◆ Exercise aim: Down to the last line, repeat the entries exactly and drop any image.

◆ Stored items from a collection:
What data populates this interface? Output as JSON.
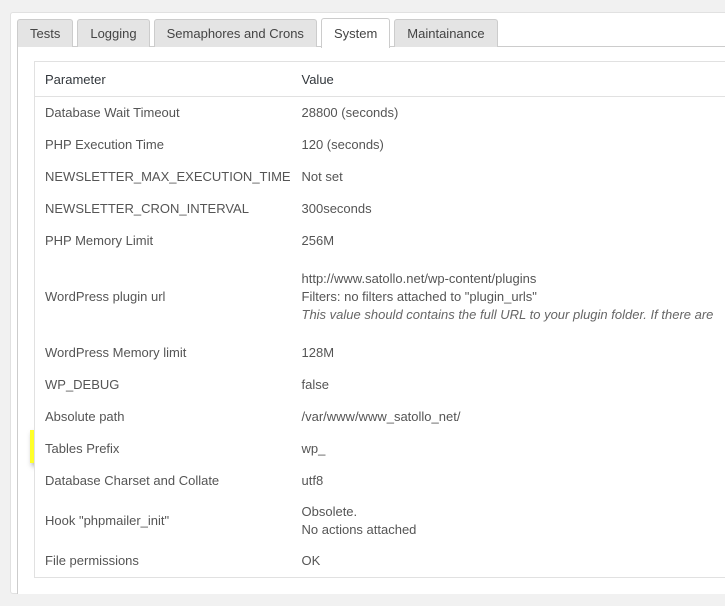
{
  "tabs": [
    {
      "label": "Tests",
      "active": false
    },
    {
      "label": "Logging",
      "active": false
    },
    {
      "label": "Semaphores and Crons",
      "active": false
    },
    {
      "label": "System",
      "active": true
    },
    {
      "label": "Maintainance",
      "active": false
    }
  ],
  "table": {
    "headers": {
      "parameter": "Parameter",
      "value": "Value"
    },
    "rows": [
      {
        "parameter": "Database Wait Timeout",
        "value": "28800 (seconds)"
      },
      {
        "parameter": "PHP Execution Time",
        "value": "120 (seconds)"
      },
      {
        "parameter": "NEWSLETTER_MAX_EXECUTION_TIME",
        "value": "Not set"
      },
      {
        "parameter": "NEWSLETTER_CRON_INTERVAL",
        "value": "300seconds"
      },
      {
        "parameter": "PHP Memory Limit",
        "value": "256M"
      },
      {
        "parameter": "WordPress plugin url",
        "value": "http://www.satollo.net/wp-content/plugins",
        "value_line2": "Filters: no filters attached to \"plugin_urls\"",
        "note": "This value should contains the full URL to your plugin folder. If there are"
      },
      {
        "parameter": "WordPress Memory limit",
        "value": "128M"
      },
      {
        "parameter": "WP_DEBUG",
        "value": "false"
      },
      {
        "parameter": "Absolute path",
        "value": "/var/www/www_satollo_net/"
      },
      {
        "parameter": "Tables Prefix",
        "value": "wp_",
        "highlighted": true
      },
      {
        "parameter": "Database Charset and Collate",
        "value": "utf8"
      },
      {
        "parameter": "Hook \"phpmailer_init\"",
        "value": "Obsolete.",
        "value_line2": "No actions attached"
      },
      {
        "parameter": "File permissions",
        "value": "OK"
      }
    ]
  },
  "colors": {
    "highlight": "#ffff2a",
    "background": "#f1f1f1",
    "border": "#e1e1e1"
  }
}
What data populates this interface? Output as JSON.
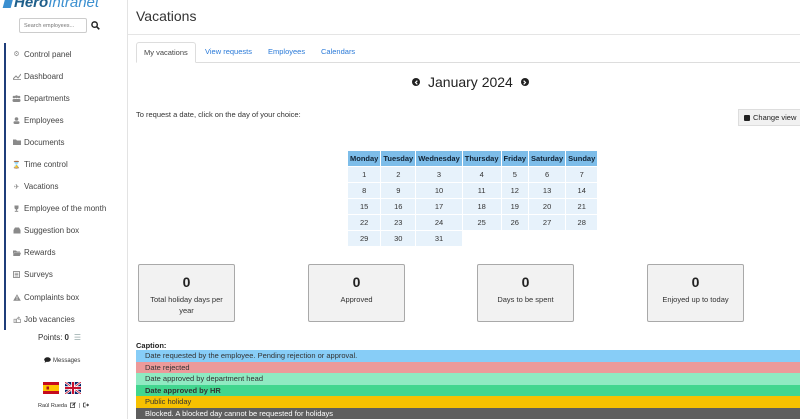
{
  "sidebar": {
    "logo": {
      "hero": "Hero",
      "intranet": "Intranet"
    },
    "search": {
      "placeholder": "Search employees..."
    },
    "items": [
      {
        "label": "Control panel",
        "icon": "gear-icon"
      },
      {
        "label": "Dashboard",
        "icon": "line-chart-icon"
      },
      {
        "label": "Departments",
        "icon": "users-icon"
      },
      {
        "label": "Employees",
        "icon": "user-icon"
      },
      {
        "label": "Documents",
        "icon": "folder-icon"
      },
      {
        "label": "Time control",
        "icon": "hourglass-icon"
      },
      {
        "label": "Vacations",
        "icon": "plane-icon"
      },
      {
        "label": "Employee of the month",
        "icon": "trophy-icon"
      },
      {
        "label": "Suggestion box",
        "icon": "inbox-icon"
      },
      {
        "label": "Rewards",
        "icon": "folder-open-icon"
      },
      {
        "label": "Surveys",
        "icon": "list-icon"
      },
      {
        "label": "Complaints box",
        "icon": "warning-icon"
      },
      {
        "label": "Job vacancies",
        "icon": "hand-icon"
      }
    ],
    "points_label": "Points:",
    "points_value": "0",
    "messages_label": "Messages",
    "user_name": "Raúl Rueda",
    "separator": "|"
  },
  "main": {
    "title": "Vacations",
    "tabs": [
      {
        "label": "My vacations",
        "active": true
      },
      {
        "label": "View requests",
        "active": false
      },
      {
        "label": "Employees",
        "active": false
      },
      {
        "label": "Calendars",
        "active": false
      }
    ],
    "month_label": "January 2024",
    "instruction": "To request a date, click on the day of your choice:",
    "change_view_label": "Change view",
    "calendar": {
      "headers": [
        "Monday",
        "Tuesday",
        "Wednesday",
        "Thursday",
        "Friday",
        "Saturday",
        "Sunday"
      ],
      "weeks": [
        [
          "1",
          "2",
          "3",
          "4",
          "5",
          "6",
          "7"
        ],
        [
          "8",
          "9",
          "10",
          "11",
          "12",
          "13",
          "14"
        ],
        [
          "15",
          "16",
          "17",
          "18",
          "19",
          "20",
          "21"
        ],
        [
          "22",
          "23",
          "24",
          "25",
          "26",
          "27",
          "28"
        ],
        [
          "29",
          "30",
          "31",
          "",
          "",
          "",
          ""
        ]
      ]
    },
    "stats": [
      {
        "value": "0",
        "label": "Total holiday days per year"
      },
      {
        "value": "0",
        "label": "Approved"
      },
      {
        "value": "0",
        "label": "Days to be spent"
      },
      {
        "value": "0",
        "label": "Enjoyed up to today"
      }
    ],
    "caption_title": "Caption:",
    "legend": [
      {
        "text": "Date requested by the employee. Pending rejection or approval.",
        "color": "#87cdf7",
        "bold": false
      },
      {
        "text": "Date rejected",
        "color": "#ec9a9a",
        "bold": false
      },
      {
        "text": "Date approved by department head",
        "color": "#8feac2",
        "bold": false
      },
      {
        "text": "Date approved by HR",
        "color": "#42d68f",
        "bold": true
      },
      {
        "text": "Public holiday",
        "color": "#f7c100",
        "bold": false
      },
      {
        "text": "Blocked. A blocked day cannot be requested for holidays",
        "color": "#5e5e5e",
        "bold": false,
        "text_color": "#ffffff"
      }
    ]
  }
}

◆ Task solution:
What data populates this interface? Output as JSON.
{
  "tabs": [
    {
      "label": "Tests",
      "active": false
    },
    {
      "label": "Logging",
      "active": false
    },
    {
      "label": "Semaphores and Crons",
      "active": false
    },
    {
      "label": "System",
      "active": true
    },
    {
      "label": "Maintainance",
      "active": false
    }
  ],
  "table": {
    "headers": {
      "parameter": "Parameter",
      "value": "Value"
    },
    "rows": [
      {
        "parameter": "Database Wait Timeout",
        "value": "28800 (seconds)"
      },
      {
        "parameter": "PHP Execution Time",
        "value": "120 (seconds)"
      },
      {
        "parameter": "NEWSLETTER_MAX_EXECUTION_TIME",
        "value": "Not set"
      },
      {
        "parameter": "NEWSLETTER_CRON_INTERVAL",
        "value": "300seconds"
      },
      {
        "parameter": "PHP Memory Limit",
        "value": "256M"
      },
      {
        "parameter": "WordPress plugin url",
        "value": "http://www.satollo.net/wp-content/plugins",
        "value_line2": "Filters: no filters attached to \"plugin_urls\"",
        "note": "This value should contains the full URL to your plugin folder. If there are"
      },
      {
        "parameter": "WordPress Memory limit",
        "value": "128M"
      },
      {
        "parameter": "WP_DEBUG",
        "value": "false"
      },
      {
        "parameter": "Absolute path",
        "value": "/var/www/www_satollo_net/"
      },
      {
        "parameter": "Tables Prefix",
        "value": "wp_",
        "highlighted": true
      },
      {
        "parameter": "Database Charset and Collate",
        "value": "utf8"
      },
      {
        "parameter": "Hook \"phpmailer_init\"",
        "value": "Obsolete.",
        "value_line2": "No actions attached"
      },
      {
        "parameter": "File permissions",
        "value": "OK"
      }
    ]
  },
  "colors": {
    "highlight": "#ffff2a",
    "background": "#f1f1f1",
    "border": "#e1e1e1"
  }
}
What data populates this interface? Output as JSON.
{
  "sidebar": {
    "logo": {
      "hero": "Hero",
      "intranet": "Intranet"
    },
    "search": {
      "placeholder": "Search employees..."
    },
    "items": [
      {
        "label": "Control panel",
        "icon": "gear-icon"
      },
      {
        "label": "Dashboard",
        "icon": "line-chart-icon"
      },
      {
        "label": "Departments",
        "icon": "users-icon"
      },
      {
        "label": "Employees",
        "icon": "user-icon"
      },
      {
        "label": "Documents",
        "icon": "folder-icon"
      },
      {
        "label": "Time control",
        "icon": "hourglass-icon"
      },
      {
        "label": "Vacations",
        "icon": "plane-icon"
      },
      {
        "label": "Employee of the month",
        "icon": "trophy-icon"
      },
      {
        "label": "Suggestion box",
        "icon": "inbox-icon"
      },
      {
        "label": "Rewards",
        "icon": "folder-open-icon"
      },
      {
        "label": "Surveys",
        "icon": "list-icon"
      },
      {
        "label": "Complaints box",
        "icon": "warning-icon"
      },
      {
        "label": "Job vacancies",
        "icon": "hand-icon"
      }
    ],
    "points_label": "Points:",
    "points_value": "0",
    "messages_label": "Messages",
    "user_name": "Raúl Rueda",
    "separator": "|"
  },
  "main": {
    "title": "Vacations",
    "tabs": [
      {
        "label": "My vacations",
        "active": true
      },
      {
        "label": "View requests",
        "active": false
      },
      {
        "label": "Employees",
        "active": false
      },
      {
        "label": "Calendars",
        "active": false
      }
    ],
    "month_label": "January 2024",
    "instruction": "To request a date, click on the day of your choice:",
    "change_view_label": "Change view",
    "calendar": {
      "headers": [
        "Monday",
        "Tuesday",
        "Wednesday",
        "Thursday",
        "Friday",
        "Saturday",
        "Sunday"
      ],
      "weeks": [
        [
          "1",
          "2",
          "3",
          "4",
          "5",
          "6",
          "7"
        ],
        [
          "8",
          "9",
          "10",
          "11",
          "12",
          "13",
          "14"
        ],
        [
          "15",
          "16",
          "17",
          "18",
          "19",
          "20",
          "21"
        ],
        [
          "22",
          "23",
          "24",
          "25",
          "26",
          "27",
          "28"
        ],
        [
          "29",
          "30",
          "31",
          "",
          "",
          "",
          ""
        ]
      ]
    },
    "stats": [
      {
        "value": "0",
        "label": "Total holiday days per year"
      },
      {
        "value": "0",
        "label": "Approved"
      },
      {
        "value": "0",
        "label": "Days to be spent"
      },
      {
        "value": "0",
        "label": "Enjoyed up to today"
      }
    ],
    "caption_title": "Caption:",
    "legend": [
      {
        "text": "Date requested by the employee. Pending rejection or approval.",
        "color": "#87cdf7",
        "bold": false
      },
      {
        "text": "Date rejected",
        "color": "#ec9a9a",
        "bold": false
      },
      {
        "text": "Date approved by department head",
        "color": "#8feac2",
        "bold": false
      },
      {
        "text": "Date approved by HR",
        "color": "#42d68f",
        "bold": true
      },
      {
        "text": "Public holiday",
        "color": "#f7c100",
        "bold": false
      },
      {
        "text": "Blocked. A blocked day cannot be requested for holidays",
        "color": "#5e5e5e",
        "bold": false,
        "text_color": "#ffffff"
      }
    ]
  }
}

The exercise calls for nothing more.